The Belfast City Hall is gorgeous. Surrounded by tourists (for good reason) and an incredible building. It’s a must-see in the city.
You could also visit the Parliament Building in Belfast which is out with the City Centre. I didn’t have time to visit it but it looks wonderful.
2) The Europa Hotel
The Europa Hotel
The only reasons I knew to visit this building was thanks to one of the wonderful guides at the Victoria Square Dome who recommended I go and see the Europa Hotel (because I mentioned I wanted to see the Grand Opera House) because it has a very interesting history: during the Troubles, it had the amazing record of being the most bombed hotel in Europe!
3) The Grand Opera House
The Grand Opera House
Next door to the Europa is the beautiful Grand Opera House. I love the design of the building and it stands out a mile away on Great Victoria Street.
4) Henry Cooke Statue With John Bell House Behind
6. Victoria Square Shopping Centre: ‘The Dome’
The Shopping Centre With The Amazing Dome
If you visit Belfast then you must see this. In the centre of the city is Victoria Shopping Centre and at the top of the centre is an awe-inspiring glass dome which offers 360 degree views around the entire city. Not only that, but the Dome is staffed by 2 guides who will help you with your visit by recommending things to see and pointing our highlights on the skyline.
It’s also completely FREE.
Places to Eat
As you’d expect, Belfast has a bountiful supply of wonderful restaurants serving traditional Irish food and just about everything else you can imagine. I checked the usual places, TripAdvisor has a great ‘top ten’ list of places to eat, the BBC has a guide and Google throws up a million results. The choice really is up to you! As for me, I Tweeted asking for suggestions for somewhere nice to eat and Emma from the blog ‘More Than London‘ sent me a link to her guide to places to eat in the city and ‘Yardbird‘ caught my eye so that’s what I decided on.

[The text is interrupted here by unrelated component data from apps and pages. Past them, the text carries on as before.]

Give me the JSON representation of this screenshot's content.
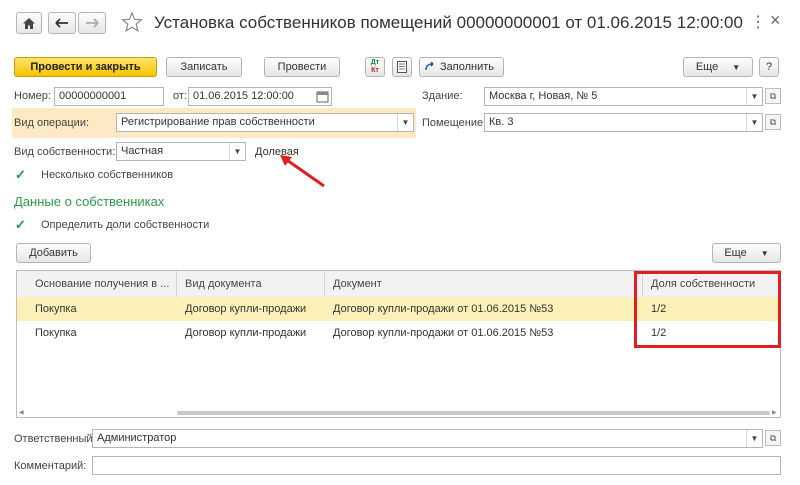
{
  "window": {
    "title": "Установка собственников помещений 00000000001 от 01.06.2015 12:00:00",
    "more_label": "⋮",
    "close_label": "×"
  },
  "toolbar": {
    "post_close": "Провести и закрыть",
    "save": "Записать",
    "post": "Провести",
    "fill": "Заполнить",
    "more": "Еще",
    "help": "?",
    "dtkt_top": "Дт",
    "dtkt_bottom": "Кт"
  },
  "form": {
    "number_label": "Номер:",
    "number_value": "00000000001",
    "date_label": "от:",
    "date_value": "01.06.2015 12:00:00",
    "building_label": "Здание:",
    "building_value": "Москва г, Новая,  № 5",
    "operation_label": "Вид операции:",
    "operation_value": "Регистрирование прав собственности",
    "room_label": "Помещение:",
    "room_value": "Кв. 3",
    "ownership_label": "Вид собственности:",
    "ownership_value": "Частная",
    "ownership_hint": "Долевая",
    "several_owners_label": "Несколько собственников",
    "section_title": "Данные о собственниках",
    "define_shares_label": "Определить доли собственности",
    "responsible_label": "Ответственный:",
    "responsible_value": "Администратор",
    "comment_label": "Комментарий:",
    "comment_value": ""
  },
  "table_toolbar": {
    "add": "Добавить",
    "more": "Еще"
  },
  "table": {
    "columns": [
      "Основание получения в ...",
      "Вид документа",
      "Документ",
      "Доля собственности"
    ],
    "rows": [
      [
        "Покупка",
        "Договор купли-продажи",
        "Договор купли-продажи от 01.06.2015 №53",
        "1/2"
      ],
      [
        "Покупка",
        "Договор купли-продажи",
        "Договор купли-продажи от 01.06.2015 №53",
        "1/2"
      ]
    ]
  },
  "colors": {
    "primary_button": "#f7c400",
    "section_title": "#2e9c4a",
    "highlight_row": "#fbf1b8",
    "operation_highlight": "#fde9c4",
    "annotation_red": "#e02020"
  }
}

A trendy bar hidden down a small side street called Hill Street in the city centre. It has a stunning mural outside and once you head upstairs you will find a wonderful chicken restaurant. I had a quarter of chicken & chips with a large cider to wash it down (It IS Ireland after all).
It was delicious.
I Just Love The Vibe of Yardbird
I was blown away by Belfast at the end of my visit. I had expected an industrial town with an important museum and what I got was one of the most aesthetically-pleasing cities I’ve ever been to with a wealth of things to see and do. The fact it was easier to get to than Aberdeen or Inverness was remarkable to me. Titanic Belfast is one of the best museums I have ever seen, HMS Caroline was a wonderfully unique ship to see.
Don’t think of ‘Troubles’.
Think of a city that is as vibrant, trendy and easy to stroll around as any I have ever been to.